Building Raised Beds

The year is flying round at quite a pace, and it has been quite a while since I posted updates with progress on the herb garden. But we haven’t been idle…

Unfortunately, due to ongoing renovation work at our house, we have rather a lot of reclaimed timber at the moment. It has been absolutely ideal for making raised beds for my herbs, and so far, I have made 4 largish (7 x 3′) beds that are about 18” deep. As it happens, the hard work was not in building them, but filling them with soil; each bed took about 25 sacks of topsoil to fill. As the soil at Cae Non is so heavy with clay, we have bought in a ton of topsoil, and these beds have used most of it.

Planting up

Planting the first set of herbs for 2013
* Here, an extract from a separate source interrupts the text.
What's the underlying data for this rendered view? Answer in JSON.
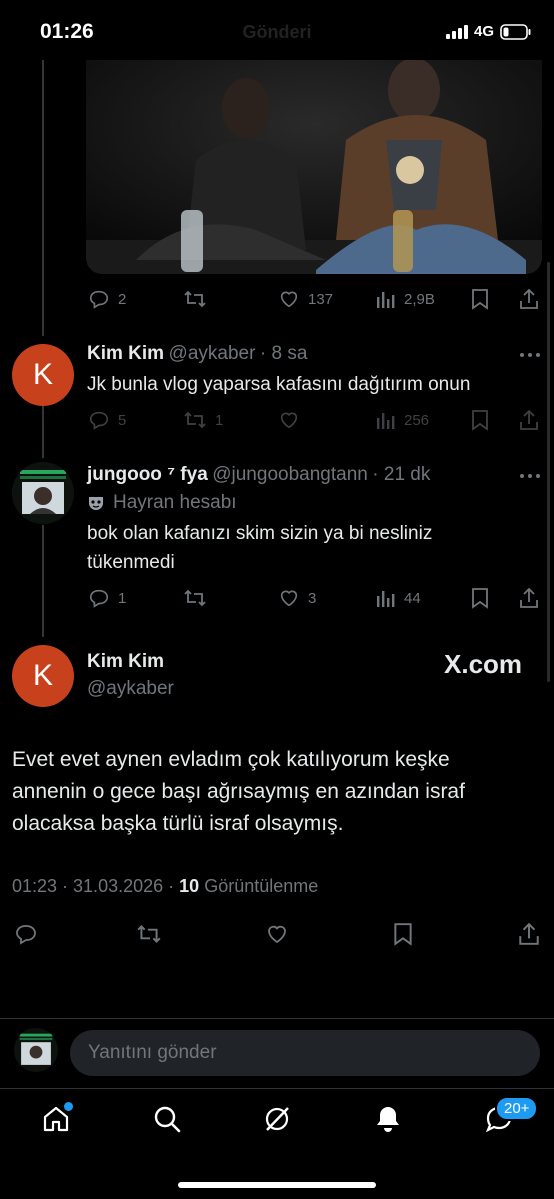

The soil is enriched with some good quality topsoil/compost we found on site, this has generally been used to top the beds as it is of better quality than the topsoil we bought in! I have also added layers of grass clippings to try to introduce some organic matter into the soil. The one different thing that I have done with these beds that is entirely new to me is the addition of bio-char. Bio-char is the introduction of small charcoal pieces into soil – it serves two purposes: firstly it locks up carbon in the soil in a very stable form that is stable for thousands of years, thus sequestering carbon. But it is the second remarkable property of bio-char that we are interested in in these beds: It greatly enriches the soil. It improves drainage as it is porous, acting as a growth media for beneficial bacteria that will put life back into the soil. It will also directly fertilise the soil too as it is rich in potash and some other minerals. This idea originates with the South American tribes who use this process to make what is known as ‘Terra Preta’ – the foundation of their crop cultivation for millennia. For those interested, more information is available here on Wikipedia.

The first bed to be constructed had the most bio-char in it as I’ve been enriching it for the longest time: It has also grown the best herbs as you can see from the photo below:
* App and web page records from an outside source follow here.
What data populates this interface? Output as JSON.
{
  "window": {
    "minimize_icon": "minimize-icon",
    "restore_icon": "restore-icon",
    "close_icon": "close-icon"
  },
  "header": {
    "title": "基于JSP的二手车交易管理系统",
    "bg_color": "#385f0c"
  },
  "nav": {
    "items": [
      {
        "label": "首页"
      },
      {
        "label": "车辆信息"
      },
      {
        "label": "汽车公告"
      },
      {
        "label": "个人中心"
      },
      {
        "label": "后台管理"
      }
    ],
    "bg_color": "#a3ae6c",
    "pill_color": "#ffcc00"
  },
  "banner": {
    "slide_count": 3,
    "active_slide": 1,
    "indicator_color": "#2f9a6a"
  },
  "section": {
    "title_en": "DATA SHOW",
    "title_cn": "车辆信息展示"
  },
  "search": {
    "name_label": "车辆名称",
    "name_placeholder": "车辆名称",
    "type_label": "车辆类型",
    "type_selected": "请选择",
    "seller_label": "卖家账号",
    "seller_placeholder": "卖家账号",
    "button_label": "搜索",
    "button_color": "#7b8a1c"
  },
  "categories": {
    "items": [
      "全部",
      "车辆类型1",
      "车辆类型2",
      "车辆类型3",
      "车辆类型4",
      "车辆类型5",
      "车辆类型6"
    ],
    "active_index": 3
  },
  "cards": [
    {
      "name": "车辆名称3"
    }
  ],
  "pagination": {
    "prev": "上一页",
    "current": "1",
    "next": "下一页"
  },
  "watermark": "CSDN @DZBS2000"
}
First raised beds finished and in bloom!

First raised beds finished and in bloom!

The planting list for the four raised beds so far is:

Bed 1:
Eschscholzia californica – Californian poppy
Matricaria recutita
– Chamomille
Achillea milefolium
– Yarrow

Bed 2:
Borago officinalis – Borage
Silybum marianum – Milk Thistle

Bed 3:
Althea officinalis – Mallow
Leonurus cardiaca – Motherwort
Digitalis purpurea – Purple Foxglove
Arctium lappa – Burdock

Bed 4:Valeriana officinalis – Valerian
Verbena officinalis – Vervain
Inula helenium – Elecampane

Many more raised beds are planned, but this is a good start for this summer, and we should soon be reaping the harvest of some of the herbs planted this year!